For my demonstration, I took some InsulSafe, our blown insulation product, and placed it in a beaker of water and it sank.  Next, I created an oil slick on the water and added the InsulSafe.  While it did absorb the oil, it also absorbed water and sank. 

“What would we need to do to make the insulation work?” I asked the class. After some prompting, they replied, “it needs to float.”

I explained that I challenged our scientists in our Blue Bell, Pennsylvania technical center to develop a way to make ‘glass’ float. Through a series of experiments, they developed a special, proprietary process that enabled the insulation to float.  This became InsulSorb.

We continued the experiment by placing InsulSorb in a beaker of water, and indeed, it floated.  I added oil to the water and placed the InsulSorb on top of the oil. In a short time, the InsulSorb had absorbed all the oil, which could then be easily removed, leaving behind clean water.

So, how would InsulSorb be used in the Gulf? The product can be formed into booms to be used to both contain and soak up the oil or it can be blown on top of the oil slicks and scooped up from boats. It is possible to reclaim the oil by squeezing it out of the fiber, but it will likely be more expedient to incinerate the used product.  This product will absorb 30 times its weight of oil.

The students – future scientists, environmentalists, politicians and consumers – asked some insightful questions.

We continue to work with the decision-makers in the Gulf Coast to have them utilize our product as one, viable, solution to the clean-up effort.

InsulSorb© Could Soak up Oil Spill in the Gulf

InsulSorbThe oil spill in the Gulf has brought out thousands of inventors with ideas and solutions that could, potentially, soak up the oil floating through the ocean, disrupting the delicate balance of sea life, and heading for our southern shoreline.  However, there are some solutions that have been tried and tested but have not been deployed to anywhere near their full potential.

True, the most important action right now is to stop the oil flow and British Petroleum (BP) Oil, as well as agencies like the Environmental Protection Agency (EPA) have been working tirelessly to accomplish that goal.

The hope is that whatever solutions they adopt to clean-up the spill will not cause additional environmental problems.

CertainTeed has worked with inventor Jeffrey Brelsford and his company S.E. Squared to develop unbonded, fiberglass blowing wool that can be used in booms and pads (and other methods such as direct application)  that are capable of absorbing oil spills on land or water. This fiberglass product is called InsulSorb©.

Because fiberglass is made from natural sand and rock, InsulSorb is environmentally neutral.  The Booms may also be fastened together for larger spills or the InsulSorb may be directly applied to the oil slick and reclaimed in order to treat very large and high-emergency spills such as the current Gulf spill.

InsulSorb’s other advantages include:

  • Absorbs 70 percent more than polypropylene, the product predominantly used in booms for oil spills today
  • 50 percent lighter than competitors products for easy handling and transport to spill sites
  • Dedicated production facilities for fiberglass
  • Can be recycled
  • Performs well in extreme temperatures
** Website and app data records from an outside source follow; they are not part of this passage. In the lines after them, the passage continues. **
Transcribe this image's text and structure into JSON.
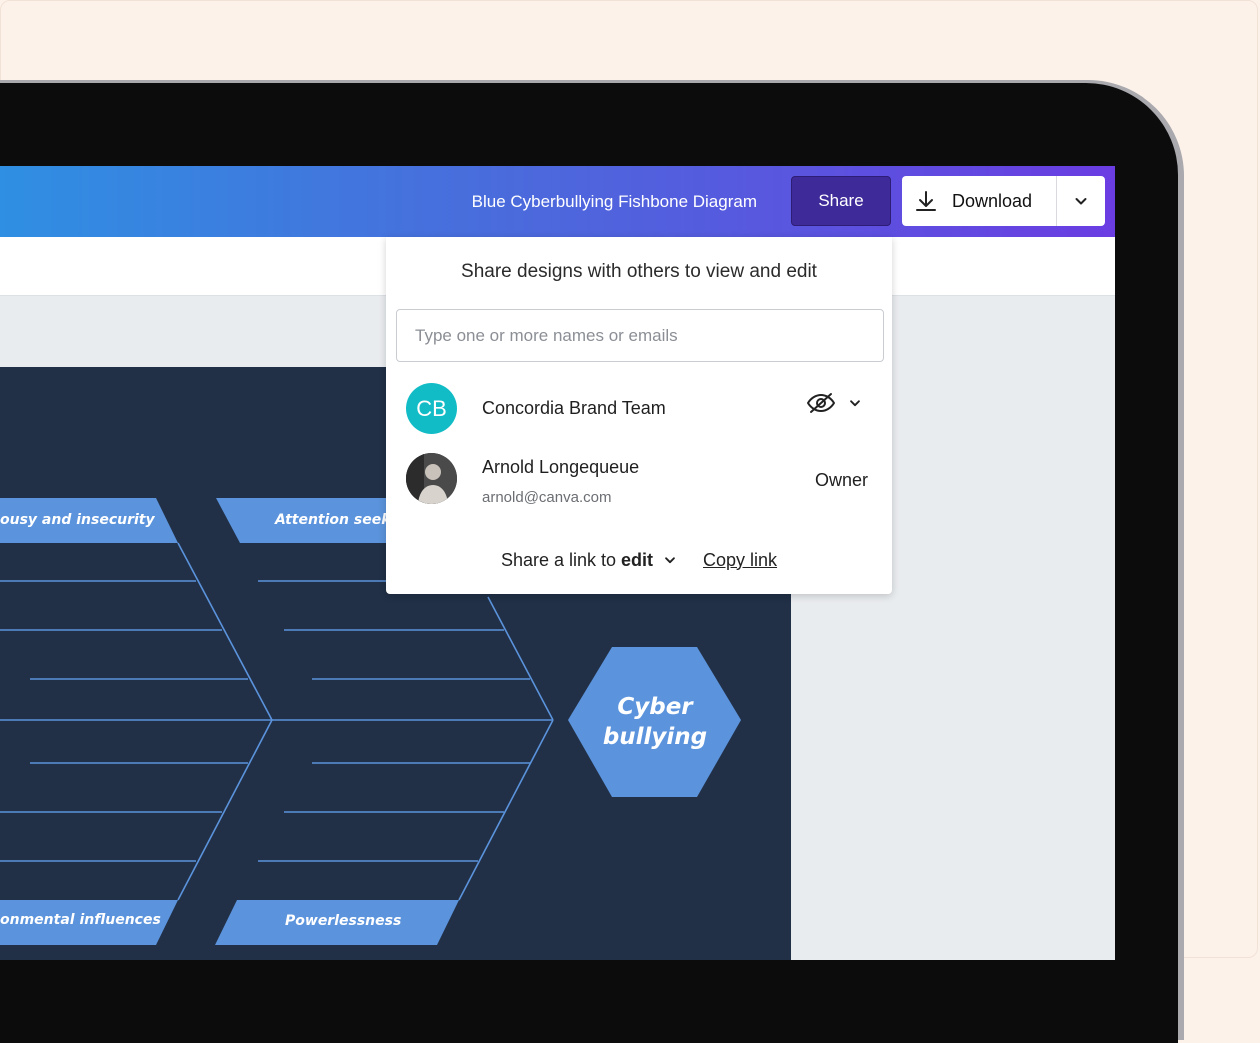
{
  "document": {
    "title": "Blue Cyberbullying Fishbone Diagram"
  },
  "toolbar": {
    "share_label": "Share",
    "download_label": "Download",
    "download_icon": "download-icon",
    "more_icon": "chevron-down-icon"
  },
  "share_panel": {
    "heading": "Share designs with others to view and edit",
    "input_placeholder": "Type one or more names or emails",
    "members": [
      {
        "initials": "CB",
        "name": "Concordia Brand Team",
        "permission_icon": "eye-off-icon",
        "avatar_color": "#12bcc6"
      },
      {
        "name": "Arnold Longequeue",
        "email": "arnold@canva.com",
        "role": "Owner"
      }
    ],
    "link_prefix": "Share a link to",
    "link_access": "edit",
    "copy_link": "Copy link"
  },
  "diagram": {
    "head_line1": "Cyber",
    "head_line2": "bullying",
    "labels": {
      "top_left": "ousy and insecurity",
      "top_right": "Attention seeki",
      "bottom_left": "onmental influences",
      "bottom_right": "Powerlessness"
    }
  },
  "colors": {
    "topbar_start": "#2f8fe2",
    "topbar_end": "#6a3de2",
    "share_button": "#3f2a9a",
    "canvas_background": "#213047",
    "diagram_accent": "#5b93dc"
  }
}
The advantage of this product as a solution for the current spill is that InsulSorb adsorbs more oil, is available in abundant supply and can be blown directly on the oil and collected by boat.  The logistical planning to blow the material onto the spill and collect it is the only possible challenge.
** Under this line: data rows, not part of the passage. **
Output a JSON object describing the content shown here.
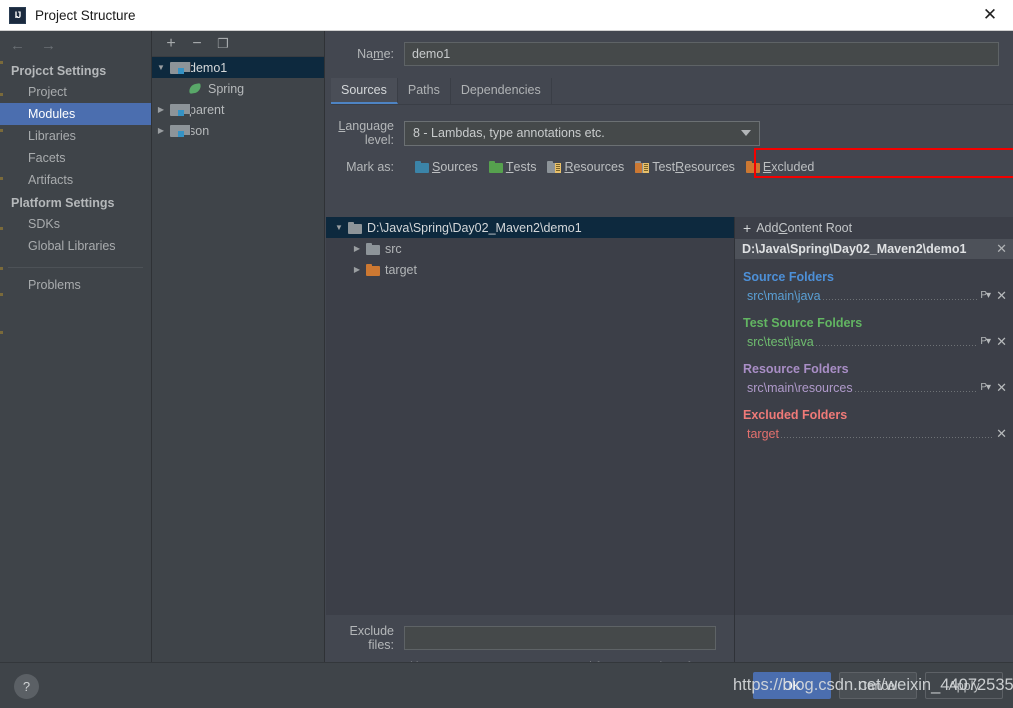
{
  "window": {
    "title": "Project Structure",
    "icon": "intellij-idea-icon",
    "close_label": "✕"
  },
  "nav": {
    "back": "←",
    "forward": "→"
  },
  "sidebar": {
    "groups": [
      {
        "label": "Projcct Settings",
        "items": [
          {
            "label": "Project",
            "selected": false
          },
          {
            "label": "Modules",
            "selected": true
          },
          {
            "label": "Libraries",
            "selected": false
          },
          {
            "label": "Facets",
            "selected": false
          },
          {
            "label": "Artifacts",
            "selected": false
          }
        ]
      },
      {
        "label": "Platform Settings",
        "items": [
          {
            "label": "SDKs",
            "selected": false
          },
          {
            "label": "Global Libraries",
            "selected": false
          }
        ]
      }
    ],
    "footer_items": [
      {
        "label": "Problems",
        "selected": false
      }
    ]
  },
  "module_toolbar": {
    "add": "+",
    "remove": "−",
    "copy": "❐"
  },
  "module_tree": [
    {
      "label": "demo1",
      "indent": 0,
      "twisty": "▼",
      "icon": "module-icon",
      "selected": true
    },
    {
      "label": "Spring",
      "indent": 1,
      "twisty": "",
      "icon": "spring-leaf-icon",
      "selected": false
    },
    {
      "label": "parent",
      "indent": 0,
      "twisty": "▶",
      "icon": "module-icon",
      "selected": false
    },
    {
      "label": "son",
      "indent": 0,
      "twisty": "▶",
      "icon": "module-icon",
      "selected": false
    }
  ],
  "main": {
    "name_label": "Na",
    "name_label_underlined": "m",
    "name_label_tail": "e:",
    "name_value": "demo1",
    "tabs": [
      {
        "label": "Sources",
        "active": true
      },
      {
        "label": "Paths",
        "active": false
      },
      {
        "label": "Dependencies",
        "active": false
      }
    ],
    "language_level_label_head": "",
    "language_level_label_underlined": "L",
    "language_level_label_tail": "anguage level:",
    "language_level_value": "8 - Lambdas, type annotations etc.",
    "mark_as_label": "Mark as:",
    "mark_as": [
      {
        "head": "",
        "key": "S",
        "tail": "ources",
        "icon": "sources-folder-icon",
        "color": "#3b84a8"
      },
      {
        "head": "",
        "key": "T",
        "tail": "ests",
        "icon": "tests-folder-icon",
        "color": "#56a14e"
      },
      {
        "head": "",
        "key": "R",
        "tail": "esources",
        "icon": "resources-folder-icon",
        "color": "#8d9499"
      },
      {
        "head": "Test ",
        "key": "R",
        "tail": "esources",
        "icon": "test-resources-folder-icon",
        "color": "#8d9499"
      },
      {
        "head": "",
        "key": "E",
        "tail": "xcluded",
        "icon": "excluded-folder-icon",
        "color": "#cc7832"
      }
    ],
    "content_tree": [
      {
        "label": "D:\\Java\\Spring\\Day02_Maven2\\demo1",
        "indent": 0,
        "twisty": "▼",
        "folder": "gray",
        "selected": true
      },
      {
        "label": "src",
        "indent": 1,
        "twisty": "▶",
        "folder": "gray",
        "selected": false
      },
      {
        "label": "target",
        "indent": 1,
        "twisty": "▶",
        "folder": "orange",
        "selected": false
      }
    ],
    "exclude_label": "Exclude files:",
    "exclude_value": "",
    "exclude_hint_1": "Use ",
    "exclude_hint_semicolon": ";",
    "exclude_hint_2": " to separate name patterns, ",
    "exclude_hint_star": "*",
    "exclude_hint_3": " for any number of symbols, ",
    "exclude_hint_question": "?",
    "exclude_hint_4": " for one."
  },
  "content_roots": {
    "add_label_head": "Add ",
    "add_label_key": "C",
    "add_label_tail": "ontent Root",
    "add_plus": "+",
    "root_path": "D:\\Java\\Spring\\Day02_Maven2\\demo1",
    "root_close": "✕",
    "groups": [
      {
        "title": "Source Folders",
        "color": "#4d90d8",
        "entries": [
          {
            "path": "src\\main\\java",
            "has_props": true,
            "props_icon": "package-prefix-icon",
            "remove_icon": "✕",
            "color": "#5a9fd4"
          }
        ]
      },
      {
        "title": "Test Source Folders",
        "color": "#62b562",
        "entries": [
          {
            "path": "src\\test\\java",
            "has_props": true,
            "props_icon": "package-prefix-icon",
            "remove_icon": "✕",
            "color": "#6fbd6f"
          }
        ]
      },
      {
        "title": "Resource Folders",
        "color": "#a98ec6",
        "entries": [
          {
            "path": "src\\main\\resources",
            "has_props": true,
            "props_icon": "package-prefix-icon",
            "remove_icon": "✕",
            "color": "#b09acb"
          }
        ]
      },
      {
        "title": "Excluded Folders",
        "color": "#f07a78",
        "entries": [
          {
            "path": "target",
            "has_props": false,
            "props_icon": "",
            "remove_icon": "✕",
            "color": "#e3706e"
          }
        ]
      }
    ]
  },
  "footer": {
    "help_label": "?",
    "buttons": [
      {
        "label": "OK",
        "style": "primary"
      },
      {
        "label": "Cancel",
        "style": "default"
      },
      {
        "label": "Apply",
        "style": "ghost"
      }
    ]
  },
  "watermark": {
    "text": "https://blog.csdn.net/weixin_44072535"
  }
}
This product is one solution for cleaning up the oil spill that has been tested and used for more than 10 years, but if no one is coordinating the use of such products to begin the clean-up effort, the environmental balance, and the future of the fishing industry and tourism in that part of the country are doomed.

Mark Trabbold is Vice President, Research and Development for Insulation at CertainTeed Corporation